[Records from a dataset]
※

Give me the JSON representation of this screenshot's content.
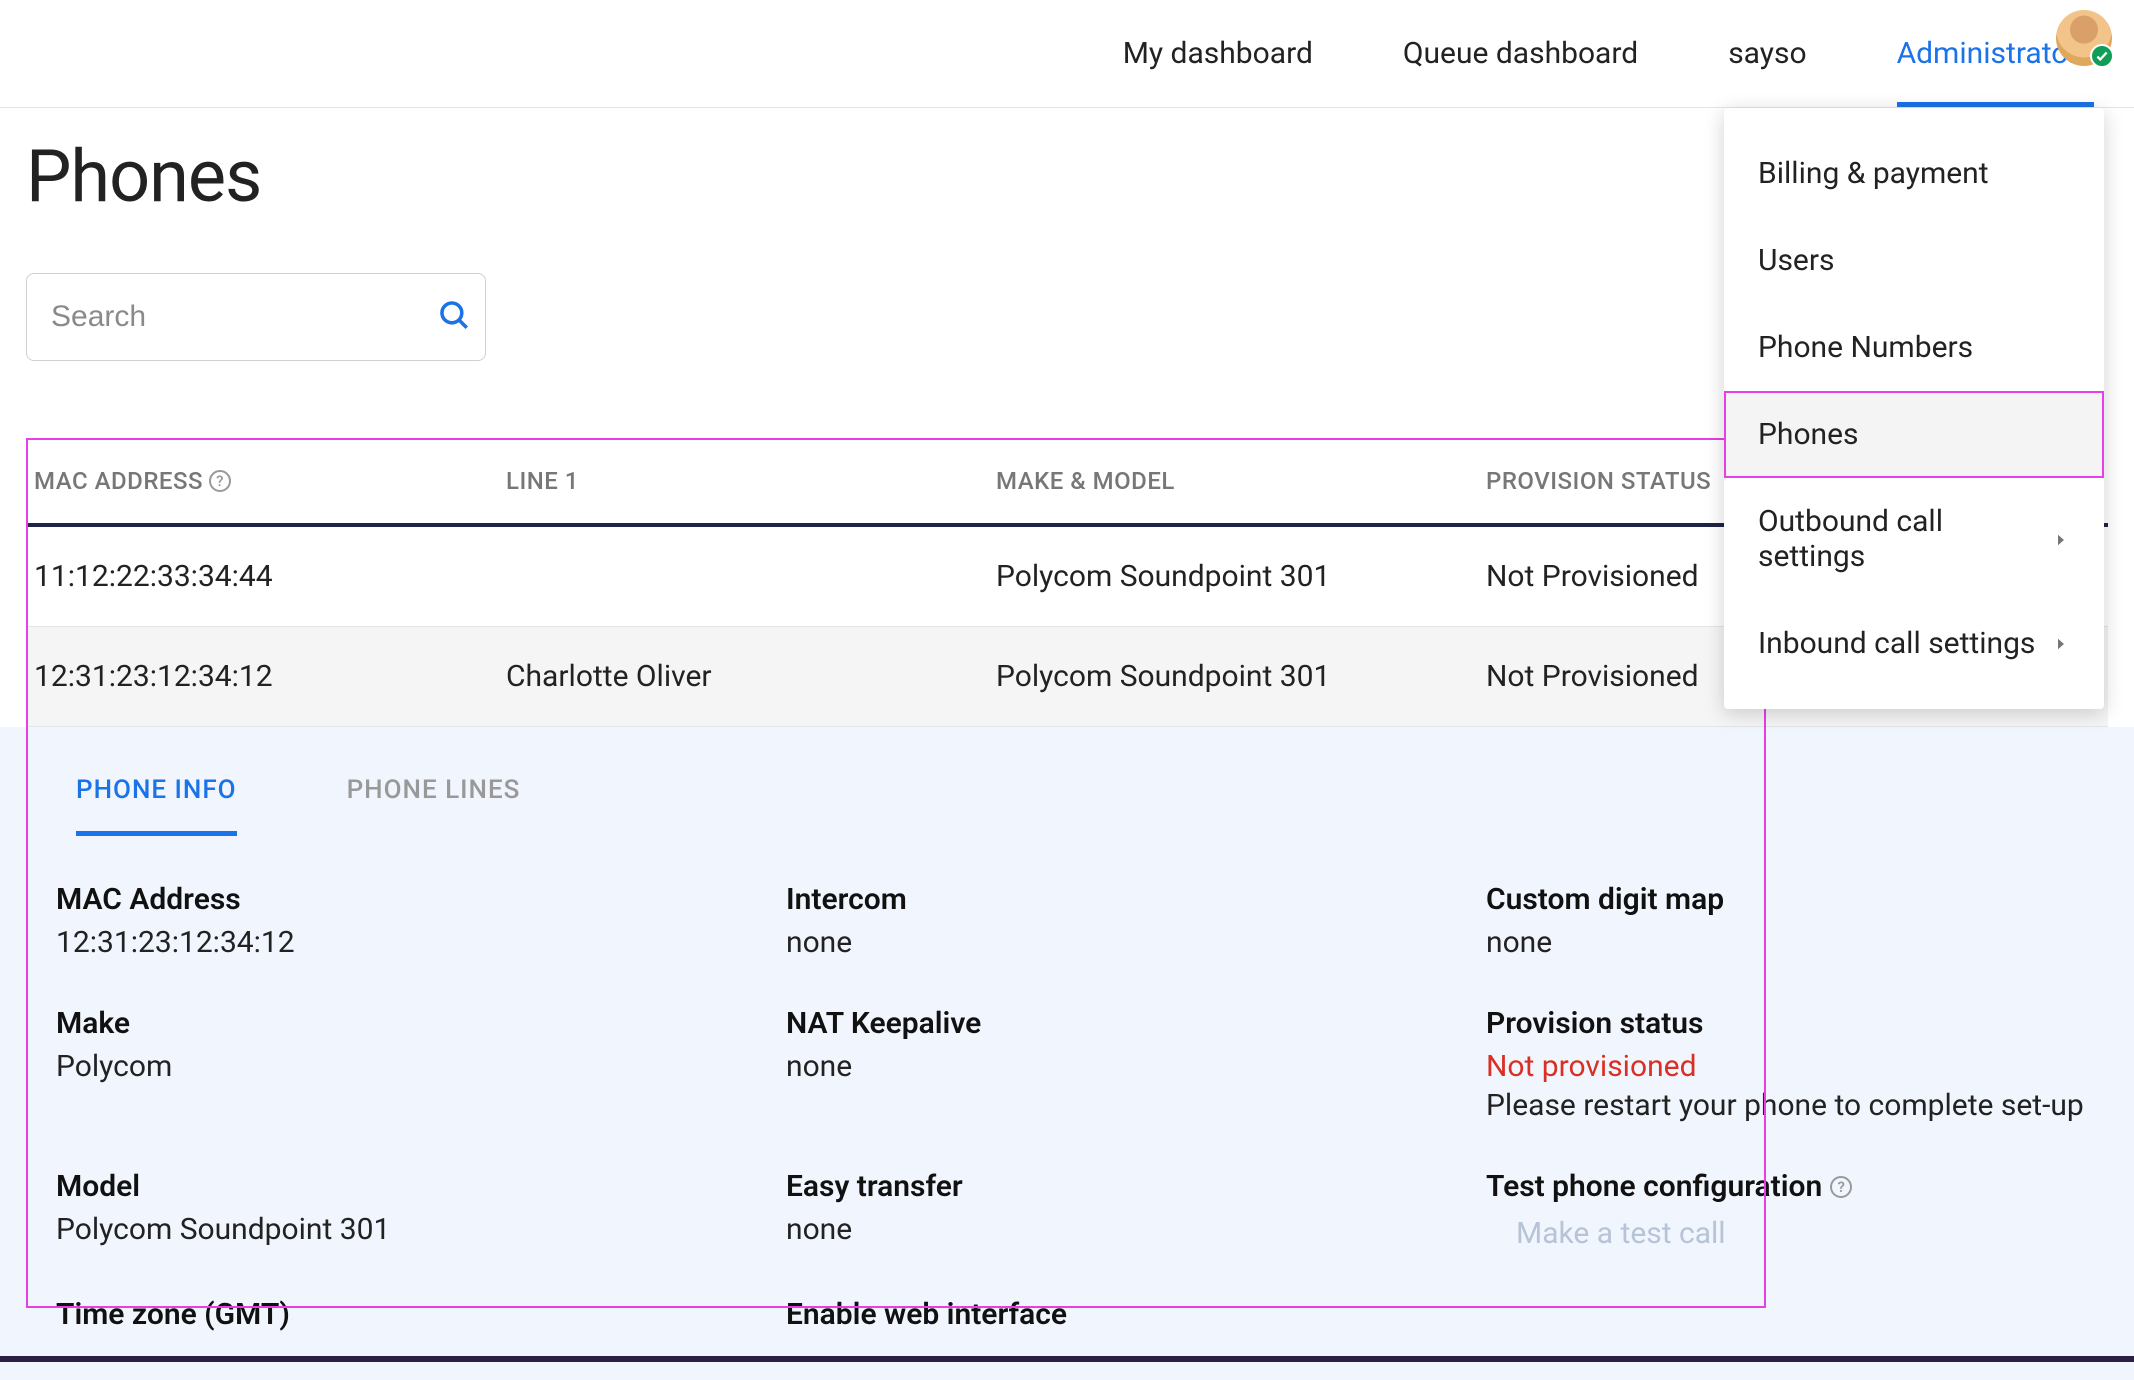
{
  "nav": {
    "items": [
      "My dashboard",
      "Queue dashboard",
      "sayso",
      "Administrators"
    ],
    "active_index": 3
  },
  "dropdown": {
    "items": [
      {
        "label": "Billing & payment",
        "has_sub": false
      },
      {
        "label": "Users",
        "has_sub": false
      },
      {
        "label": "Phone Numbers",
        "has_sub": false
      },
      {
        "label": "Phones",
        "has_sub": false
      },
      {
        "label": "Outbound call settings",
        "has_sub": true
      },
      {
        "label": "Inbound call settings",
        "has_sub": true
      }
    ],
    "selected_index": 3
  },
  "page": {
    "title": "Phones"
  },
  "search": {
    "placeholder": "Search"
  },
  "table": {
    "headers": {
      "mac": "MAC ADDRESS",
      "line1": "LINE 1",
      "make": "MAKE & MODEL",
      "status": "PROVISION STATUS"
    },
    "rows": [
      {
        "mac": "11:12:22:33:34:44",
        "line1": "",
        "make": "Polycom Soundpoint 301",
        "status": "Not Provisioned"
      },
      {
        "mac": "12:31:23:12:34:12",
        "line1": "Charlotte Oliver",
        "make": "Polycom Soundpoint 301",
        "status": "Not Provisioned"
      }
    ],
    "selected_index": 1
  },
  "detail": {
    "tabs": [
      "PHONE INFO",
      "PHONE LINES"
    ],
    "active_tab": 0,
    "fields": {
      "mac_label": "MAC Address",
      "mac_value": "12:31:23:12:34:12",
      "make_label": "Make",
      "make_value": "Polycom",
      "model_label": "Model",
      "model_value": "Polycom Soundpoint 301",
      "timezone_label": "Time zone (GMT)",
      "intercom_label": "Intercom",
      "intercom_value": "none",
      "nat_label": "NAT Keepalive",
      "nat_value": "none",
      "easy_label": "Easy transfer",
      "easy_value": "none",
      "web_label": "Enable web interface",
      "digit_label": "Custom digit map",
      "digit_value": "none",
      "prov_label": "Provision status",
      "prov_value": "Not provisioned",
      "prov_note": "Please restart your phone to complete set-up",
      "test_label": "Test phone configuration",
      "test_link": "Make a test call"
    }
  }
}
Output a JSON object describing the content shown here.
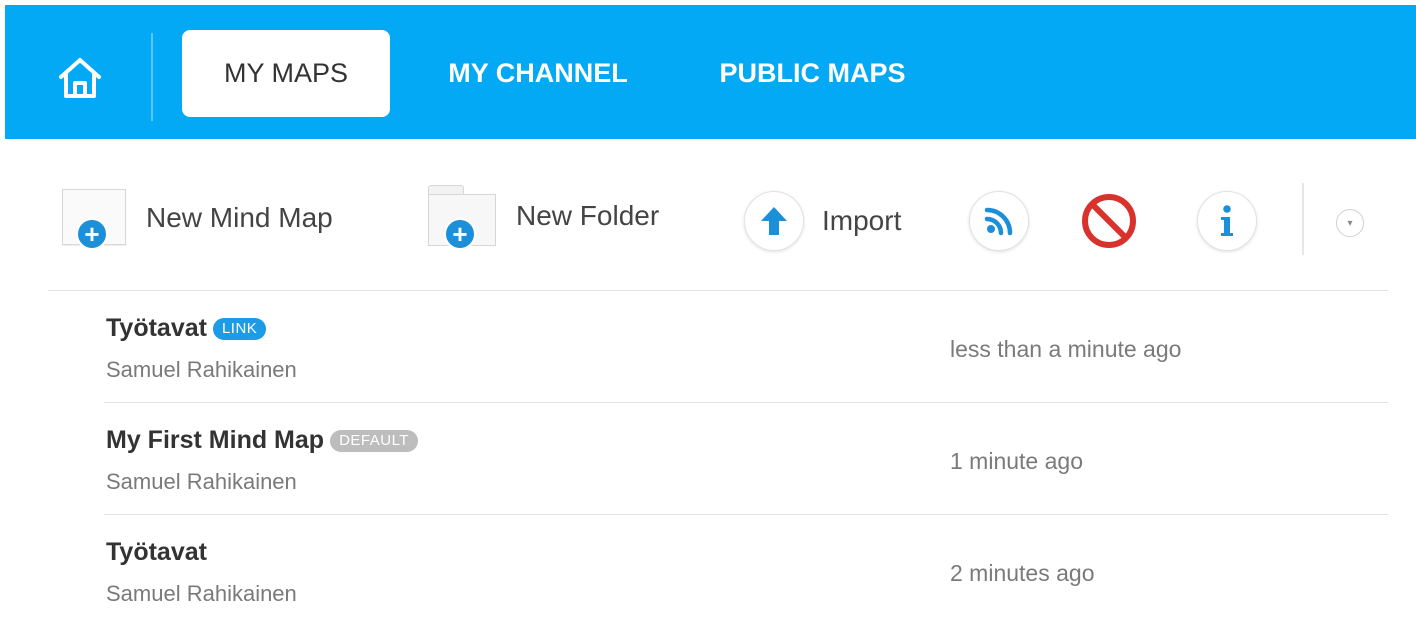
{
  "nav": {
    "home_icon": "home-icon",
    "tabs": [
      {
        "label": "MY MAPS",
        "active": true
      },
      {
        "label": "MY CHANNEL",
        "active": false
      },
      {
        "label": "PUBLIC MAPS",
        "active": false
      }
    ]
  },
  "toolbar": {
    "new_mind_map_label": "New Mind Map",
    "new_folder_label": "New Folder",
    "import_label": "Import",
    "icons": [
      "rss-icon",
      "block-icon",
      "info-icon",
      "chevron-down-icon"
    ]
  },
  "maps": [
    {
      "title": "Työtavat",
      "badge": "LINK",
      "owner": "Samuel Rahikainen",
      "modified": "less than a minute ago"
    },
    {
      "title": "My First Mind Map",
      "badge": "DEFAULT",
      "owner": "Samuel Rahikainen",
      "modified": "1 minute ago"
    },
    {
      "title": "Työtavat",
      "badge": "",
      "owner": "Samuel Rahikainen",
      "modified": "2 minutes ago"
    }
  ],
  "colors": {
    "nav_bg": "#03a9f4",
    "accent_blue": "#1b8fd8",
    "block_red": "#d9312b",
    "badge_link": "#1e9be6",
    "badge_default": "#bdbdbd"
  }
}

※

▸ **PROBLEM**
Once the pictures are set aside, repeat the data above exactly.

▸ **SOLUTION**
Give me the JSON representation of this screenshot's content.
{
  "nav": {
    "items": [
      "My dashboard",
      "Queue dashboard",
      "sayso",
      "Administrators"
    ],
    "active_index": 3
  },
  "dropdown": {
    "items": [
      {
        "label": "Billing & payment",
        "has_sub": false
      },
      {
        "label": "Users",
        "has_sub": false
      },
      {
        "label": "Phone Numbers",
        "has_sub": false
      },
      {
        "label": "Phones",
        "has_sub": false
      },
      {
        "label": "Outbound call settings",
        "has_sub": true
      },
      {
        "label": "Inbound call settings",
        "has_sub": true
      }
    ],
    "selected_index": 3
  },
  "page": {
    "title": "Phones"
  },
  "search": {
    "placeholder": "Search"
  },
  "table": {
    "headers": {
      "mac": "MAC ADDRESS",
      "line1": "LINE 1",
      "make": "MAKE & MODEL",
      "status": "PROVISION STATUS"
    },
    "rows": [
      {
        "mac": "11:12:22:33:34:44",
        "line1": "",
        "make": "Polycom Soundpoint 301",
        "status": "Not Provisioned"
      },
      {
        "mac": "12:31:23:12:34:12",
        "line1": "Charlotte Oliver",
        "make": "Polycom Soundpoint 301",
        "status": "Not Provisioned"
      }
    ],
    "selected_index": 1
  },
  "detail": {
    "tabs": [
      "PHONE INFO",
      "PHONE LINES"
    ],
    "active_tab": 0,
    "fields": {
      "mac_label": "MAC Address",
      "mac_value": "12:31:23:12:34:12",
      "make_label": "Make",
      "make_value": "Polycom",
      "model_label": "Model",
      "model_value": "Polycom Soundpoint 301",
      "timezone_label": "Time zone (GMT)",
      "intercom_label": "Intercom",
      "intercom_value": "none",
      "nat_label": "NAT Keepalive",
      "nat_value": "none",
      "easy_label": "Easy transfer",
      "easy_value": "none",
      "web_label": "Enable web interface",
      "digit_label": "Custom digit map",
      "digit_value": "none",
      "prov_label": "Provision status",
      "prov_value": "Not provisioned",
      "prov_note": "Please restart your phone to complete set-up",
      "test_label": "Test phone configuration",
      "test_link": "Make a test call"
    }
  }
}
Output a JSON object describing the content shown here.
{
  "nav": {
    "home_icon": "home-icon",
    "tabs": [
      {
        "label": "MY MAPS",
        "active": true
      },
      {
        "label": "MY CHANNEL",
        "active": false
      },
      {
        "label": "PUBLIC MAPS",
        "active": false
      }
    ]
  },
  "toolbar": {
    "new_mind_map_label": "New Mind Map",
    "new_folder_label": "New Folder",
    "import_label": "Import",
    "icons": [
      "rss-icon",
      "block-icon",
      "info-icon",
      "chevron-down-icon"
    ]
  },
  "maps": [
    {
      "title": "Työtavat",
      "badge": "LINK",
      "owner": "Samuel Rahikainen",
      "modified": "less than a minute ago"
    },
    {
      "title": "My First Mind Map",
      "badge": "DEFAULT",
      "owner": "Samuel Rahikainen",
      "modified": "1 minute ago"
    },
    {
      "title": "Työtavat",
      "badge": "",
      "owner": "Samuel Rahikainen",
      "modified": "2 minutes ago"
    }
  ],
  "colors": {
    "nav_bg": "#03a9f4",
    "accent_blue": "#1b8fd8",
    "block_red": "#d9312b",
    "badge_link": "#1e9be6",
    "badge_default": "#bdbdbd"
  }
}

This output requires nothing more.